Overall, weighing these factors will help determine which type of policy is best suited for your circumstances and goals.
Factors to keep in mind while selecting a policy
When selecting an insurance policy, it is important to consider your specific needs and financial situation. Term insurance may be a good option for those who are looking for temporary coverage and have a limited budget. However, whole life insurance offers lifetime coverage with potential cash value accumulation and can be a better fit for those who want a long-term investment.
Another factor to keep in mind while selecting a policy is the amount of coverage needed. This will depend on factors such as income, debts, and family size. It is important to choose enough coverage to adequately protect your loved ones in case of unexpected events.
Finally, it is crucial to review the policy details carefully before making a decision. Make sure you understand the premium payments, benefits offered, exclusions, and limitations of the policy before signing up. Taking these factors into consideration can help you make an informed decision about which type of insurance policy is right for you and your family.
In conclusion, when deciding between term insurance and whole life insurance, it ultimately comes down to personal preference and specific financial goals. If you are looking for a more affordable option with flexibility in coverage length, then term insurance may be the best choice for you. However, if you want lifelong coverage with the added benefit of building cash value over time, then whole life insurance may be worth considering.
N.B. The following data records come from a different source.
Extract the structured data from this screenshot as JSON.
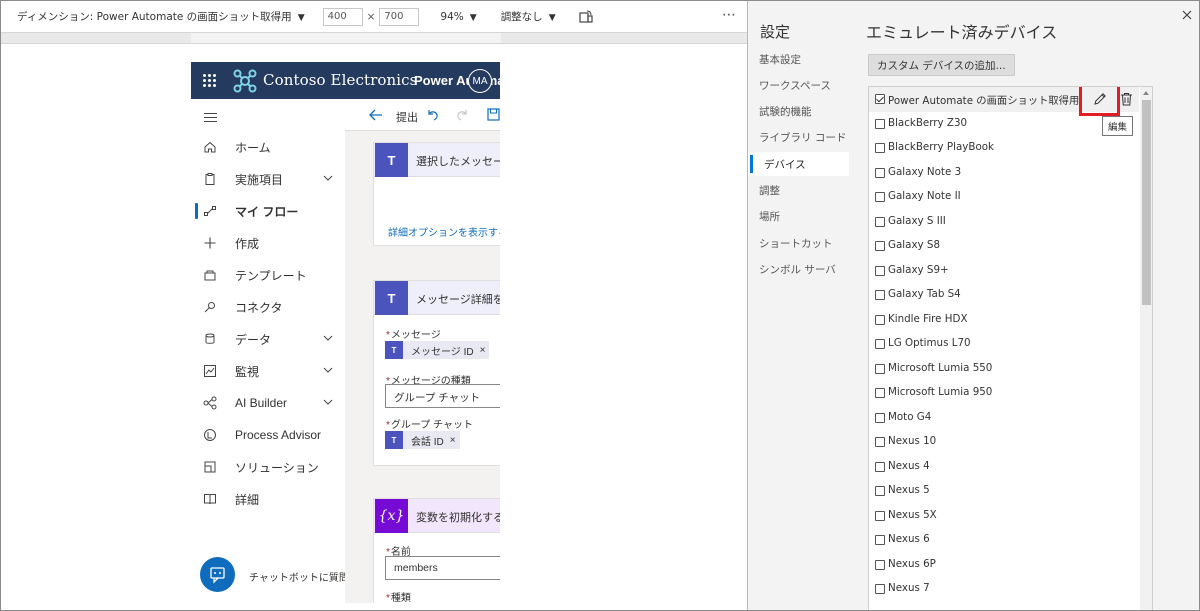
{
  "toolbar": {
    "dimension_label": "ディメンション: Power Automate の画面ショット取得用",
    "width": "400",
    "height": "700",
    "times": "×",
    "zoom": "94%",
    "throttling": "調整なし"
  },
  "device": {
    "brand": "Contoso Electronics",
    "app_name": "Power Automate",
    "avatar_initials": "MA",
    "nav": [
      {
        "label": "ホーム"
      },
      {
        "label": "実施項目"
      },
      {
        "label": "マイ フロー"
      },
      {
        "label": "作成"
      },
      {
        "label": "テンプレート"
      },
      {
        "label": "コネクタ"
      },
      {
        "label": "データ"
      },
      {
        "label": "監視"
      },
      {
        "label": "AI Builder"
      },
      {
        "label": "Process Advisor"
      },
      {
        "label": "ソリューション"
      },
      {
        "label": "詳細"
      }
    ],
    "chatbot_label": "チャットボットに質問",
    "flow_toolbar": {
      "submit": "提出"
    },
    "cards": {
      "selected_message": {
        "title": "選択したメッセージ",
        "link": "詳細オプションを表示する"
      },
      "message_details": {
        "title": "メッセージ詳細を取得",
        "message_label": "メッセージ",
        "message_token": "メッセージ ID",
        "type_label": "メッセージの種類",
        "type_value": "グループ チャット",
        "group_label": "グループ チャット",
        "group_token": "会話 ID"
      },
      "init_variable": {
        "title": "変数を初期化する",
        "name_label": "名前",
        "name_value": "members",
        "type_label": "種類"
      }
    }
  },
  "settings": {
    "title": "設定",
    "items": [
      {
        "label": "基本設定"
      },
      {
        "label": "ワークスペース"
      },
      {
        "label": "試験的機能"
      },
      {
        "label": "ライブラリ コード"
      },
      {
        "label": "デバイス"
      },
      {
        "label": "調整"
      },
      {
        "label": "場所"
      },
      {
        "label": "ショートカット"
      },
      {
        "label": "シンボル サーバ"
      }
    ],
    "active_item": "デバイス"
  },
  "devices_panel": {
    "title": "エミュレート済みデバイス",
    "add_button": "カスタム デバイスの追加...",
    "edit_tooltip": "編集",
    "devices": [
      {
        "name": "Power Automate の画面ショット取得用",
        "checked": true
      },
      {
        "name": "BlackBerry Z30",
        "checked": false
      },
      {
        "name": "BlackBerry PlayBook",
        "checked": false
      },
      {
        "name": "Galaxy Note 3",
        "checked": false
      },
      {
        "name": "Galaxy Note II",
        "checked": false
      },
      {
        "name": "Galaxy S III",
        "checked": false
      },
      {
        "name": "Galaxy S8",
        "checked": false
      },
      {
        "name": "Galaxy S9+",
        "checked": false
      },
      {
        "name": "Galaxy Tab S4",
        "checked": false
      },
      {
        "name": "Kindle Fire HDX",
        "checked": false
      },
      {
        "name": "LG Optimus L70",
        "checked": false
      },
      {
        "name": "Microsoft Lumia 550",
        "checked": false
      },
      {
        "name": "Microsoft Lumia 950",
        "checked": false
      },
      {
        "name": "Moto G4",
        "checked": false
      },
      {
        "name": "Nexus 10",
        "checked": false
      },
      {
        "name": "Nexus 4",
        "checked": false
      },
      {
        "name": "Nexus 5",
        "checked": false
      },
      {
        "name": "Nexus 5X",
        "checked": false
      },
      {
        "name": "Nexus 6",
        "checked": false
      },
      {
        "name": "Nexus 6P",
        "checked": false
      },
      {
        "name": "Nexus 7",
        "checked": false
      }
    ]
  },
  "colors": {
    "header": "#243a5e",
    "accent": "#0f6cbd",
    "highlight": "#e31c23",
    "teams": "#4b53bc",
    "variable": "#770bd6"
  }
}
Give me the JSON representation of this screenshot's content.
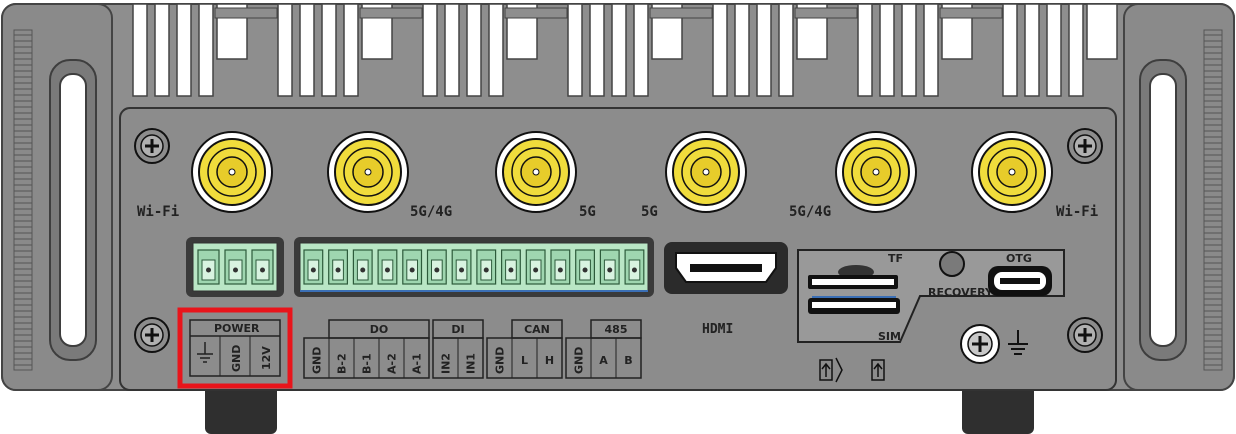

It’s important to assess your current financial situation and future needs before making any decisions. Consider factors such as age, health status, dependents, and long-term financial goals. It’s also recommended to consult with a licensed insurance agent or financial advisor who can provide personalized recommendations based on your unique circumstances.
Remember that both types of insurance have their advantages and disadvantages. The key is to choose the one that aligns with your individual needs and budget while providing adequate protection for yourself and your loved ones.
Final thoughts on which policy to choose
In conclusion, the decision of which policy to choose ultimately depends on your individual needs and financial goals. If you are looking for affordability and temporary coverage, term insurance may be the best option for you. It provides a death benefit for a specific period of time at a lower premium rate.
On the other hand, if you want lifelong protection with potential cash value accumulation, whole life insurance is worth considering. It offers both death benefits and investment components that can help grow your wealth over time.
It’s important to weigh the pros and cons of each policy before making a decision. Consider factors such as your current financial situation, future expenses or obligations, age, and health status. Consulting with a licensed insurance agent can also help provide clarity in choosing which policy is best suited for your unique circumstances.